Recent studies demonstrate that the frequency EML4-ALK fusion transcript is detected in 2–7% of lung adenocarcinomas [1,2]; these tumors are sensitive to crizotinib.

Many ALK rearrangements have been described in NSCLC. Most of these fusion variants are comprised of various portions of the EML4 gene fused with a consistent portion of the ALK gene. In addition, non-EML4 fusion partners have also been identified, including KIF5B and TFG[3].

The novel rearrangement identified in this case is complex and was not detected by the Break-Apart FISH assay. NGS showed that the patient’s tumor harbored a complex EML4-ALK rearrangement at the genomic level. Clinical and radiographic evidence confirmed a rapid response to crizotinib. NGS should be considered in NSCLC patients with high likelihood of a driver kinase alteration when none is identified by other methods.

Footnotes

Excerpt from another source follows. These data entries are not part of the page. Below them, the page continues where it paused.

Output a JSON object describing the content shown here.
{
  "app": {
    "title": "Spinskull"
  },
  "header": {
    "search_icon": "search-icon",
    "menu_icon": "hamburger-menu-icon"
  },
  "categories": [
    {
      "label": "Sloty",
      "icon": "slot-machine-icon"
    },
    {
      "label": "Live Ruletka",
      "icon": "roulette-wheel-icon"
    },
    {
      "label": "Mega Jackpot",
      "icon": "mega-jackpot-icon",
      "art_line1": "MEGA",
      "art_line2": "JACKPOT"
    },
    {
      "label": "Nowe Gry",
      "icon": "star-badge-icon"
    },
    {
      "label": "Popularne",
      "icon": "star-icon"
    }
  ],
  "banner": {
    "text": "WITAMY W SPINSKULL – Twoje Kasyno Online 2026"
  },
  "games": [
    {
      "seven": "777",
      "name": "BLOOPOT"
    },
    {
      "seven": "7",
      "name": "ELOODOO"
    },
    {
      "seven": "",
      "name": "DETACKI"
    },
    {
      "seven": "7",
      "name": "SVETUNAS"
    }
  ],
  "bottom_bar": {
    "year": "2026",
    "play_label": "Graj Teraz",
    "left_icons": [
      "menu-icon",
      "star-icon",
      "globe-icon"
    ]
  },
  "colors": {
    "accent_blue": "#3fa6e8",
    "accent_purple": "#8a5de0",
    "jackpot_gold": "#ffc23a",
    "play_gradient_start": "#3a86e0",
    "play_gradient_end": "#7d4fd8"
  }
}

Conflict of Interest

NP, MI – nothing to declare.

GAO, GP, VM, DL, PJS, and MTC are employees and equity holders of Foundation Medicine

FRH: Consultant (advisory board) for Pfizer (compensated) and research agreement through University of Colorado with Ventana/Roche.

LSG: Employee of Oncotest-Teva Pharmaceutical Industries, Petach Tikva, Israel

References

1. Kwak EL, Bang YJ, Camidge DR, et al. Anaplastic lymphoma kinase inhibition in non-small-cell lung cancer. N Engl J Med. 2010;363:1693–703. [PMC free article] [PubMed]
2. Shaw AT, Yeap BY, Mino-Kenudson M, et al. Clinical features and outcome of patients with non-small-cell lung cancer who harbor EML4-ALK. J Clin Oncol. 2009;27:4247–53. [PMC free article] [PubMed]
3. Rikova K, Guo A, Zeng Q, et al. Global survey of phosphotyrosine signaling identifies oncogenic kinases in lung cancer. Cell. 2007;131:1190–203. [PubMed]